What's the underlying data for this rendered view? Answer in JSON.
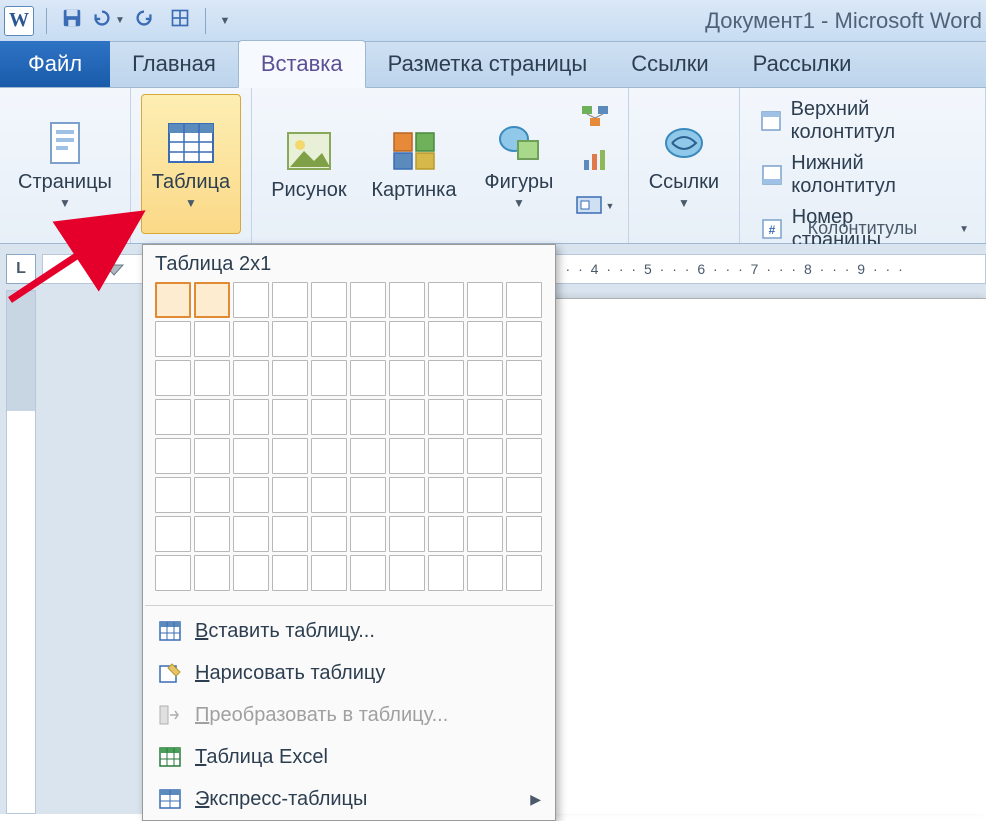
{
  "title": "Документ1  -  Microsoft Word",
  "tabs": {
    "file": "Файл",
    "home": "Главная",
    "insert": "Вставка",
    "layout": "Разметка страницы",
    "references": "Ссылки",
    "mailings": "Рассылки"
  },
  "ribbon": {
    "pages": "Страницы",
    "table": "Таблица",
    "picture": "Рисунок",
    "clipart": "Картинка",
    "shapes": "Фигуры",
    "links": "Ссылки",
    "header": "Верхний колонтитул",
    "footer": "Нижний колонтитул",
    "pagenum": "Номер страницы",
    "hf_group": "Колонтитулы"
  },
  "dropdown": {
    "title": "Таблица 2x1",
    "grid_cols": 10,
    "grid_rows": 8,
    "selected_cols": 2,
    "selected_rows": 1,
    "insert": "Вставить таблицу...",
    "draw": "Нарисовать таблицу",
    "convert": "Преобразовать в таблицу...",
    "excel": "Таблица Excel",
    "quick": "Экспресс-таблицы"
  },
  "ruler_h": "· · · 4 · · · 5 · · · 6 · · · 7 · · · 8 · · · 9 · · ·",
  "corner": "L"
}
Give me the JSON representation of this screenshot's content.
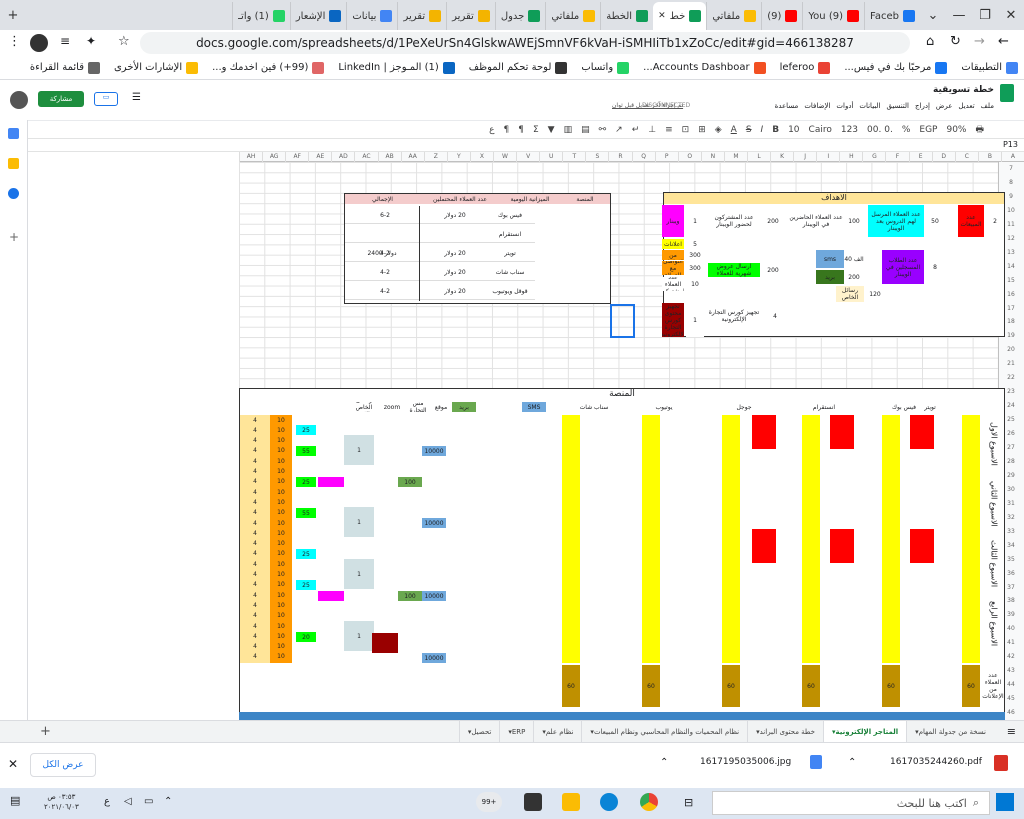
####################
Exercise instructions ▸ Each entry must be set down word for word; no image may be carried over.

Task solution ▸
What's the underlying data for this rendered view? Answer in JSON.
{
  "title": "Документ1  -  Microsoft Word",
  "tabs": {
    "file": "Файл",
    "home": "Главная",
    "insert": "Вставка",
    "layout": "Разметка страницы",
    "references": "Ссылки",
    "mailings": "Рассылки"
  },
  "ribbon": {
    "pages": "Страницы",
    "table": "Таблица",
    "picture": "Рисунок",
    "clipart": "Картинка",
    "shapes": "Фигуры",
    "links": "Ссылки",
    "header": "Верхний колонтитул",
    "footer": "Нижний колонтитул",
    "pagenum": "Номер страницы",
    "hf_group": "Колонтитулы"
  },
  "dropdown": {
    "title": "Таблица 2x1",
    "grid_cols": 10,
    "grid_rows": 8,
    "selected_cols": 2,
    "selected_rows": 1,
    "insert": "Вставить таблицу...",
    "draw": "Нарисовать таблицу",
    "convert": "Преобразовать в таблицу...",
    "excel": "Таблица Excel",
    "quick": "Экспресс-таблицы"
  },
  "ruler_h": "· · · 4 · · · 5 · · · 6 · · · 7 · · · 8 · · · 9 · · ·",
  "corner": "L"
}
Give me the JSON representation of this screenshot's content.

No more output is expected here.